Somalia: Providing care amid chaos
With no state and thus no state medical services, Somalia is a country in desperate need of this type of assistance. With significant numbers of international and national staff on the ground, MSF tries to fill some of the huge gaps.
Unsurprisingly, Somalia has some of the worst health indicators in the world. More than one in ten children dies at birth and of those who survive, a quarter will perish before their fifth birthdays. Malnutrition is one of the many scourges of Somalia.
Mass poverty and dry rainy seasons also contribute to the problems. On a national level, there is no authority to take up the challenge of feeding Somalia's people, nor of providing them with health care. The effects are obvious: the average life expectancy for a Somali is only 47 years.
Violence is so widespread and the country's clan structure is so complex that few aid agencies choose to work there. But with no state and thus no state medical services, Somalia is a country in desperate need of this type of assistance. With significant numbers of international and national staff on the ground, MSF tries to fill some of the huge gaps.
Its projects involve primary health care across the worst affected areas in south and central Somalia, and include treatment for those with tuberculosis (TB) or kala azar, therapeutic feeding of malnourished children, pediatric care and even surgery.
In the Bakool region, which borders Ethiopia, MSF operates a health center in the regional capital of Xuddur and three health posts in surrounding villages. Through inpatient and outpatient facilities, MSF offers vital services that would otherwise be out of reach for the 200,000 impoverished inhabitants of the region.
The team gives primary health care, and treats people with TB and kala azar. Severely malnourished children are also treated in the health center.
The city of Galkayo in the northwestern Mudug region is divided between two warring factions (see box).
MSF supports two hospitals in the city, in each of the areas controlled by the two factions. The organization provides inpatient and outpatient care, therapeutic feeding, surgery, TB treatment, maternal health care, and pediatric and emergency services.
In Mogadishu, MSF runs a primary health care clinic, providing outpatient services and maternal and child health care. The organization also does epidemiological surveillance and intervenes when needed.

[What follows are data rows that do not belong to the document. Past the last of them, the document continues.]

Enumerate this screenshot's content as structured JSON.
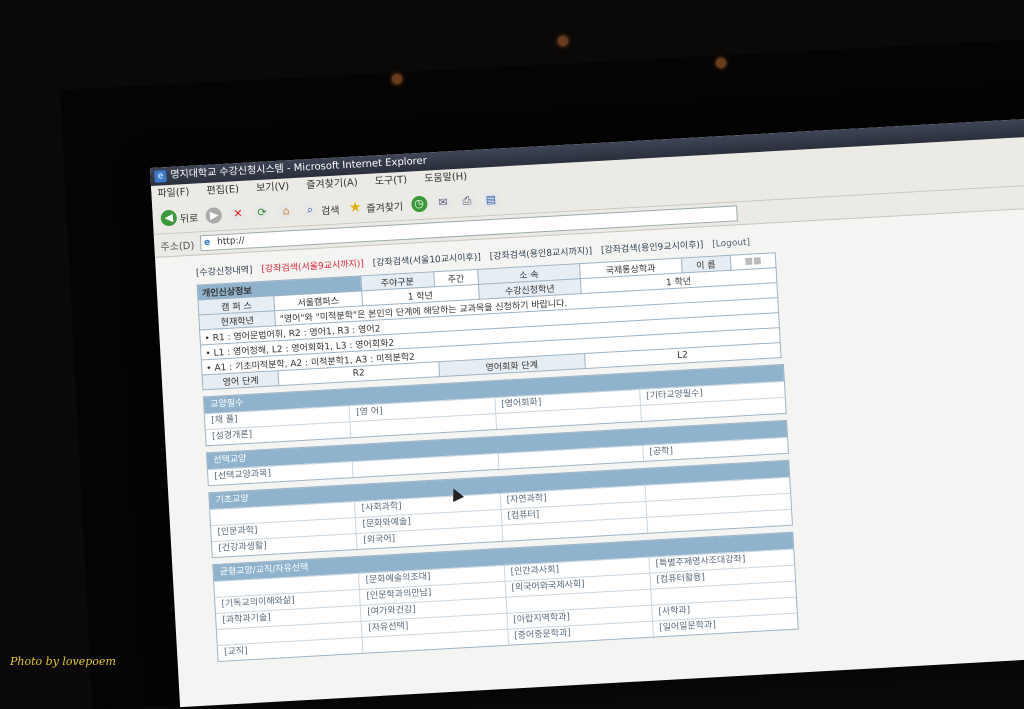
{
  "window": {
    "title": "명지대학교 수강신청시스템 - Microsoft Internet Explorer"
  },
  "menu": [
    "파일(F)",
    "편집(E)",
    "보기(V)",
    "즐겨찾기(A)",
    "도구(T)",
    "도움말(H)"
  ],
  "toolbar": {
    "back": "뒤로",
    "search": "검색",
    "favorites": "즐겨찾기"
  },
  "address": {
    "label": "주소(D)",
    "value": "http://"
  },
  "links": {
    "history": "[수강신청내역]",
    "search_seoul9": "[강좌검색(서울9교시까지)]",
    "search_seoul10": "[강좌검색(서울10교시이후)]",
    "search_yongin8": "[강좌검색(용인8교시까지)]",
    "search_yongin9": "[강좌검색(용인9교시이후)]",
    "logout": "[Logout]"
  },
  "info": {
    "header": "개인신상정보",
    "campus_label": "캠 퍼 스",
    "campus_value": "서울캠퍼스",
    "daynight_label": "주야구분",
    "daynight_value": "주간",
    "dept_label": "소 속",
    "dept_value": "국제통상학과",
    "name_label": "이 름",
    "grade_label": "현재학년",
    "grade_value": "1 학년",
    "apply_grade_label": "수강신청학년",
    "apply_grade_value": "1 학년",
    "notice": "\"영어\"와 \"미적분학\"은 본인의 단계에 해당하는 교과목을 신청하기 바랍니다.",
    "note1": "• R1 : 영어문법어휘, R2 : 영어1, R3 : 영어2",
    "note2": "• L1 : 영어청해, L2 : 영어회화1, L3 : 영어회화2",
    "note3": "• A1 : 기초미적분학, A2 : 미적분학1, A3 : 미적분학2",
    "english_level_label": "영어 단계",
    "english_level_value": "R2",
    "conv_level_label": "영어회화 단계",
    "conv_level_value": "L2"
  },
  "sections": [
    {
      "title": "교양필수",
      "rows": [
        [
          "[채 플]",
          "[영 어]",
          "[영어회화]",
          "[기타교양필수]"
        ],
        [
          "[성경개론]",
          "",
          "",
          ""
        ]
      ]
    },
    {
      "title": "선택교양",
      "rows": [
        [
          "[선택교양과목]",
          "",
          "",
          "[공학]"
        ]
      ]
    },
    {
      "title": "기초교양",
      "rows": [
        [
          "",
          "[사회과학]",
          "[자연과학]",
          ""
        ],
        [
          "[인문과학]",
          "[문화와예술]",
          "[컴퓨터]",
          ""
        ],
        [
          "[건강과생활]",
          "[외국어]",
          "",
          ""
        ]
      ]
    },
    {
      "title": "균형교양/교직/자유선택",
      "rows": [
        [
          "",
          "[문화예술의조대]",
          "[인간과사회]",
          "[특별주제영사조대강좌]"
        ],
        [
          "[기독교의이해와삶]",
          "[인문학과의만남]",
          "[외국어와국제사회]",
          "[컴퓨터활용]"
        ],
        [
          "[과학과기술]",
          "[여가와건강]",
          "",
          ""
        ],
        [
          "",
          "[자유선택]",
          "[아랍지역학과]",
          "[사학과]"
        ],
        [
          "[교직]",
          "",
          "[중어중문학과]",
          "[일어일문학과]"
        ]
      ]
    }
  ],
  "watermark": "Photo by lovepoem"
}
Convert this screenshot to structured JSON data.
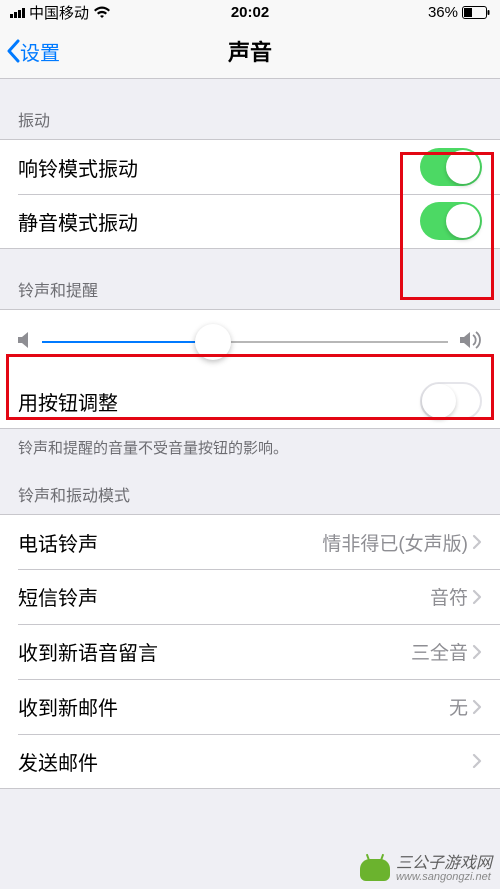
{
  "status": {
    "carrier": "中国移动",
    "time": "20:02",
    "battery_pct": "36%"
  },
  "nav": {
    "back_label": "设置",
    "title": "声音"
  },
  "sections": {
    "vibration": {
      "header": "振动",
      "ring_vibrate": {
        "label": "响铃模式振动",
        "on": true
      },
      "silent_vibrate": {
        "label": "静音模式振动",
        "on": true
      }
    },
    "ringer": {
      "header": "铃声和提醒",
      "volume_pct": 42,
      "button_adjust": {
        "label": "用按钮调整",
        "on": false
      },
      "footer": "铃声和提醒的音量不受音量按钮的影响。"
    },
    "patterns": {
      "header": "铃声和振动模式",
      "items": [
        {
          "label": "电话铃声",
          "value": "情非得已(女声版)"
        },
        {
          "label": "短信铃声",
          "value": "音符"
        },
        {
          "label": "收到新语音留言",
          "value": "三全音"
        },
        {
          "label": "收到新邮件",
          "value": "无"
        },
        {
          "label": "发送邮件",
          "value": ""
        }
      ]
    }
  },
  "watermark": {
    "text": "三公子游戏网",
    "url": "www.sangongzi.net"
  }
}
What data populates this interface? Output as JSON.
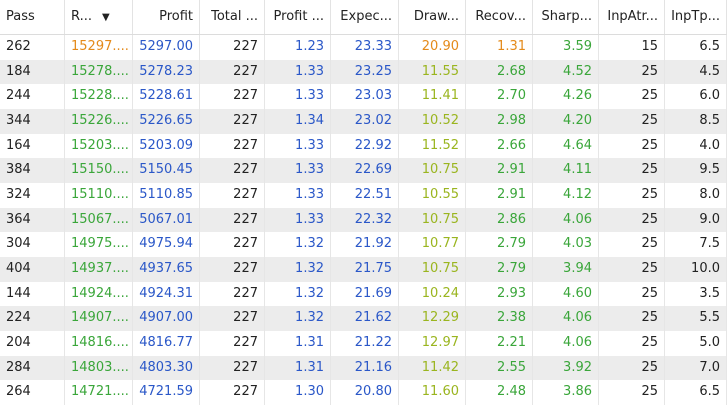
{
  "columns": [
    {
      "label": "Pass"
    },
    {
      "label": "R...",
      "sort_icon": "sort-desc-icon",
      "sort_glyph": "▼"
    },
    {
      "label": "Profit"
    },
    {
      "label": "Total ..."
    },
    {
      "label": "Profit ..."
    },
    {
      "label": "Expec..."
    },
    {
      "label": "Draw..."
    },
    {
      "label": "Recov..."
    },
    {
      "label": "Sharp..."
    },
    {
      "label": "InpAtr..."
    },
    {
      "label": "InpTp..."
    }
  ],
  "colors": {
    "black": "#222222",
    "green": "#3aa63a",
    "blue": "#2a57c8",
    "orange": "#e48a1a",
    "olive": "#9ab51f",
    "alt_row": "#ececec"
  },
  "rows": [
    {
      "pass": "262",
      "result": "15297....",
      "profit": "5297.00",
      "total": "227",
      "pf": "1.23",
      "exp": "23.33",
      "dd": "20.90",
      "rec": "1.31",
      "sharpe": "3.59",
      "atr": "15",
      "tp": "6.5",
      "style": "orange"
    },
    {
      "pass": "184",
      "result": "15278....",
      "profit": "5278.23",
      "total": "227",
      "pf": "1.33",
      "exp": "23.25",
      "dd": "11.55",
      "rec": "2.68",
      "sharpe": "4.52",
      "atr": "25",
      "tp": "4.5",
      "style": "green"
    },
    {
      "pass": "244",
      "result": "15228....",
      "profit": "5228.61",
      "total": "227",
      "pf": "1.33",
      "exp": "23.03",
      "dd": "11.41",
      "rec": "2.70",
      "sharpe": "4.26",
      "atr": "25",
      "tp": "6.0",
      "style": "green"
    },
    {
      "pass": "344",
      "result": "15226....",
      "profit": "5226.65",
      "total": "227",
      "pf": "1.34",
      "exp": "23.02",
      "dd": "10.52",
      "rec": "2.98",
      "sharpe": "4.20",
      "atr": "25",
      "tp": "8.5",
      "style": "green"
    },
    {
      "pass": "164",
      "result": "15203....",
      "profit": "5203.09",
      "total": "227",
      "pf": "1.33",
      "exp": "22.92",
      "dd": "11.52",
      "rec": "2.66",
      "sharpe": "4.64",
      "atr": "25",
      "tp": "4.0",
      "style": "green"
    },
    {
      "pass": "384",
      "result": "15150....",
      "profit": "5150.45",
      "total": "227",
      "pf": "1.33",
      "exp": "22.69",
      "dd": "10.75",
      "rec": "2.91",
      "sharpe": "4.11",
      "atr": "25",
      "tp": "9.5",
      "style": "green"
    },
    {
      "pass": "324",
      "result": "15110....",
      "profit": "5110.85",
      "total": "227",
      "pf": "1.33",
      "exp": "22.51",
      "dd": "10.55",
      "rec": "2.91",
      "sharpe": "4.12",
      "atr": "25",
      "tp": "8.0",
      "style": "green"
    },
    {
      "pass": "364",
      "result": "15067....",
      "profit": "5067.01",
      "total": "227",
      "pf": "1.33",
      "exp": "22.32",
      "dd": "10.75",
      "rec": "2.86",
      "sharpe": "4.06",
      "atr": "25",
      "tp": "9.0",
      "style": "green"
    },
    {
      "pass": "304",
      "result": "14975....",
      "profit": "4975.94",
      "total": "227",
      "pf": "1.32",
      "exp": "21.92",
      "dd": "10.77",
      "rec": "2.79",
      "sharpe": "4.03",
      "atr": "25",
      "tp": "7.5",
      "style": "green"
    },
    {
      "pass": "404",
      "result": "14937....",
      "profit": "4937.65",
      "total": "227",
      "pf": "1.32",
      "exp": "21.75",
      "dd": "10.75",
      "rec": "2.79",
      "sharpe": "3.94",
      "atr": "25",
      "tp": "10.0",
      "style": "green"
    },
    {
      "pass": "144",
      "result": "14924....",
      "profit": "4924.31",
      "total": "227",
      "pf": "1.32",
      "exp": "21.69",
      "dd": "10.24",
      "rec": "2.93",
      "sharpe": "4.60",
      "atr": "25",
      "tp": "3.5",
      "style": "green"
    },
    {
      "pass": "224",
      "result": "14907....",
      "profit": "4907.00",
      "total": "227",
      "pf": "1.32",
      "exp": "21.62",
      "dd": "12.29",
      "rec": "2.38",
      "sharpe": "4.06",
      "atr": "25",
      "tp": "5.5",
      "style": "green"
    },
    {
      "pass": "204",
      "result": "14816....",
      "profit": "4816.77",
      "total": "227",
      "pf": "1.31",
      "exp": "21.22",
      "dd": "12.97",
      "rec": "2.21",
      "sharpe": "4.06",
      "atr": "25",
      "tp": "5.0",
      "style": "green"
    },
    {
      "pass": "284",
      "result": "14803....",
      "profit": "4803.30",
      "total": "227",
      "pf": "1.31",
      "exp": "21.16",
      "dd": "11.42",
      "rec": "2.55",
      "sharpe": "3.92",
      "atr": "25",
      "tp": "7.0",
      "style": "green"
    },
    {
      "pass": "264",
      "result": "14721....",
      "profit": "4721.59",
      "total": "227",
      "pf": "1.30",
      "exp": "20.80",
      "dd": "11.60",
      "rec": "2.48",
      "sharpe": "3.86",
      "atr": "25",
      "tp": "6.5",
      "style": "green"
    }
  ]
}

In the Middle Shabelle region in the west of the country, MSF provides basic health care and epidemiological surveillance in the districts of Jowhar, Mahaday and Aden Yabal. MSF's activities include running 10 outpatient dispensaries, 6 maternal and child care health dispensaries, 1 emergency room and 5 mobile immunization teams.
In the Lower Juba Valley in the Marere region in northeastern Somalia, MSF provides inpatient care for pediatric, medical and maternity cases; therapeutic and supplementary feeding; and outpatient services for the rural population, including the marginalized Bantu ethnic group.
MSF also runs a health center in Dinsor in the Bay region in central Somalia. In addition to providing outpatient health care and immunizations, it runs an inpatient department with 40 beds, provides emergency surgery, gives antenatal health care, and has opened a laboratory to support its TB work.
The staff also treats malnourished children and patients with TB and kala azar. In addition, MSF maintains an emergency-response system in cases of epidemics or clashes.
MSF has worked in Somalia since 1991.
INTERNATIONAL STAFF 46
NATIONAL STAFF 534